From 1990 – 1995, ran a small collective of women photographers with Della Grace, Rosie Gunn and Robin Shaw, from Highgate, North London.
Introduced workshops for women photographers to explore issues around gender, sexuality and the nude in photography.
From 1995, ongoing
Using the genre of studio portrait photography, this work explores the fear and fascination that we feel about death. For the mass media, the iconography of death is almost exclusively represented in the context of violence and war, decease and decay. How can I avoid such clichés in my photography? The Victorians dressed their dead in beautiful garments to be portrayed as if alive, for sentimental memorabilia. My ‘death portraits’ are of living people, posing as though in death, dressed, and holding their favourite personal object.
My last project involved an embellished, constructed, highly exotic Oriental portrait studio in which I photographed the diverse “21st century types” of contemporary society. My new project is in sharp contrast and presents a “studio” of stark, pared down size and shape: a simple black wooden coffin in which to frame my portraits of death. This work is additionally a process of enquiry into the genre of portrait photography and how we, as artists/photographers, construct our own versions and interpretations of the subjects we portray. There is no such thing as literal representation, I believe, each and every portrait has embedded a layer of mirror which reflects our own selves and souls.
Grace Lau, 2011
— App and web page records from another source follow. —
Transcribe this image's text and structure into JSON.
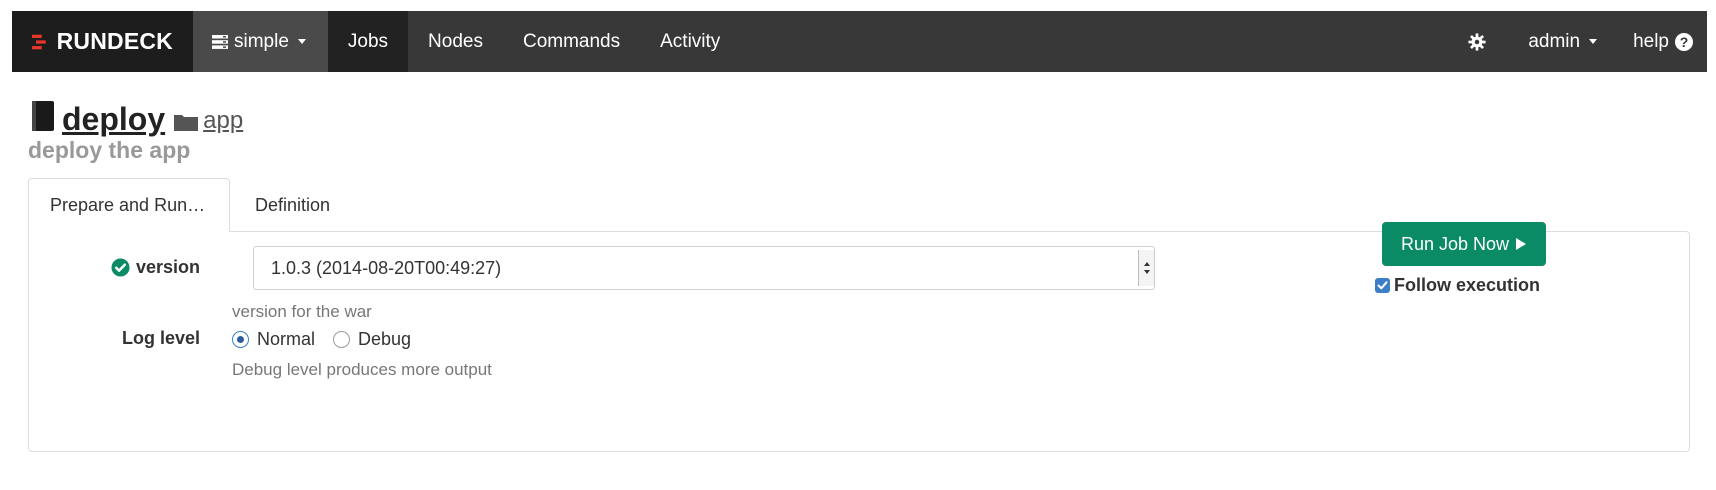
{
  "navbar": {
    "brand": "RUNDECK",
    "project": "simple",
    "items": [
      {
        "label": "Jobs",
        "active": true
      },
      {
        "label": "Nodes",
        "active": false
      },
      {
        "label": "Commands",
        "active": false
      },
      {
        "label": "Activity",
        "active": false
      }
    ],
    "settings_icon": "gear-icon",
    "user": "admin",
    "help": "help",
    "help_icon_glyph": "?"
  },
  "job": {
    "name": "deploy",
    "group": "app",
    "description": "deploy the app"
  },
  "tabs": [
    {
      "label": "Prepare and Run…",
      "active": true
    },
    {
      "label": "Definition",
      "active": false
    }
  ],
  "form": {
    "version": {
      "label": "version",
      "selected": "1.0.3 (2014-08-20T00:49:27)",
      "help": "version for the war"
    },
    "log_level": {
      "label": "Log level",
      "options": [
        "Normal",
        "Debug"
      ],
      "selected": "Normal",
      "help": "Debug level produces more output"
    },
    "run_button": "Run Job Now",
    "follow_execution": {
      "label": "Follow execution",
      "checked": true
    }
  },
  "colors": {
    "navbar": "#383838",
    "brand_bg": "#1d1d1d",
    "active_nav": "#222222",
    "brand_red": "#e8362b",
    "success": "#0b8a66",
    "check_blue": "#3c7fc6"
  }
}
From 2010-2015, Co-Chair and founder of PhotoHastings with Andrew Moran, organising annual photography festival in SE region, initially partnered with Bright Photo Fringe. Acquired Arts Council funding to expand PH activities, producing journal in 2014.